◆ THE PROBLEM: Please retype the whole listing so that it matches the original exactly.
--------
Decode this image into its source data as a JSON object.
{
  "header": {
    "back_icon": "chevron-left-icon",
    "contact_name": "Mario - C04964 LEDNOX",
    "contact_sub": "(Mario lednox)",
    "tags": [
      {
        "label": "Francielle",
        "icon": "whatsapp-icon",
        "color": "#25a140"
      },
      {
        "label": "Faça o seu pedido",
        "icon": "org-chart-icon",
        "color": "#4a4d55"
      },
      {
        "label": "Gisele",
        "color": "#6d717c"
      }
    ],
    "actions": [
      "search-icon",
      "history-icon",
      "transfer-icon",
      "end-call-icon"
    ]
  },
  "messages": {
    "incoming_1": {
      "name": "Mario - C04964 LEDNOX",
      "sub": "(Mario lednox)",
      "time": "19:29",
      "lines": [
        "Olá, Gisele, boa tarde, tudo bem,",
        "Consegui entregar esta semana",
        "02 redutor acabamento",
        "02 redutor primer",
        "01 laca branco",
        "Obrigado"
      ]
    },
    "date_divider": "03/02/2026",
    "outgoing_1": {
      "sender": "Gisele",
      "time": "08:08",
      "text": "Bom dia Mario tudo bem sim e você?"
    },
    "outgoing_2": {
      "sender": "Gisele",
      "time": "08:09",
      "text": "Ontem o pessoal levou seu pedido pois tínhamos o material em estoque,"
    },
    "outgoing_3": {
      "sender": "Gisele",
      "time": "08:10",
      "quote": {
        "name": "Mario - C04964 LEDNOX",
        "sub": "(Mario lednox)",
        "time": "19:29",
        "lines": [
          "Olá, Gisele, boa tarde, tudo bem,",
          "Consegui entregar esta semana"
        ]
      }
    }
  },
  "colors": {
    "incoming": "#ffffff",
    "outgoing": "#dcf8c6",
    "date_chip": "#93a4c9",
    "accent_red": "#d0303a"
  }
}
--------
◆ RESULT BELOW:
Decode this image into its source data as a JSON object.
{
  "header": {
    "back_icon": "chevron-left-icon",
    "contact_name": "Mario - C04964 LEDNOX",
    "contact_sub": "(Mario lednox)",
    "tags": [
      {
        "label": "Francielle",
        "icon": "whatsapp-icon",
        "color": "#25a140"
      },
      {
        "label": "Faça o seu pedido",
        "icon": "org-chart-icon",
        "color": "#4a4d55"
      },
      {
        "label": "Gisele",
        "color": "#6d717c"
      }
    ],
    "actions": [
      "search-icon",
      "history-icon",
      "transfer-icon",
      "end-call-icon"
    ]
  },
  "messages": {
    "incoming_1": {
      "name": "Mario - C04964 LEDNOX",
      "sub": "(Mario lednox)",
      "time": "19:29",
      "lines": [
        "Olá, Gisele, boa tarde, tudo bem,",
        "Consegui entregar esta semana",
        "02 redutor acabamento",
        "02 redutor primer",
        "01 laca branco",
        "Obrigado"
      ]
    },
    "date_divider": "03/02/2026",
    "outgoing_1": {
      "sender": "Gisele",
      "time": "08:08",
      "text": "Bom dia Mario tudo bem sim e você?"
    },
    "outgoing_2": {
      "sender": "Gisele",
      "time": "08:09",
      "text": "Ontem o pessoal levou seu pedido pois tínhamos o material em estoque,"
    },
    "outgoing_3": {
      "sender": "Gisele",
      "time": "08:10",
      "quote": {
        "name": "Mario - C04964 LEDNOX",
        "sub": "(Mario lednox)",
        "time": "19:29",
        "lines": [
          "Olá, Gisele, boa tarde, tudo bem,",
          "Consegui entregar esta semana"
        ]
      }
    }
  },
  "colors": {
    "incoming": "#ffffff",
    "outgoing": "#dcf8c6",
    "date_chip": "#93a4c9",
    "accent_red": "#d0303a"
  }
}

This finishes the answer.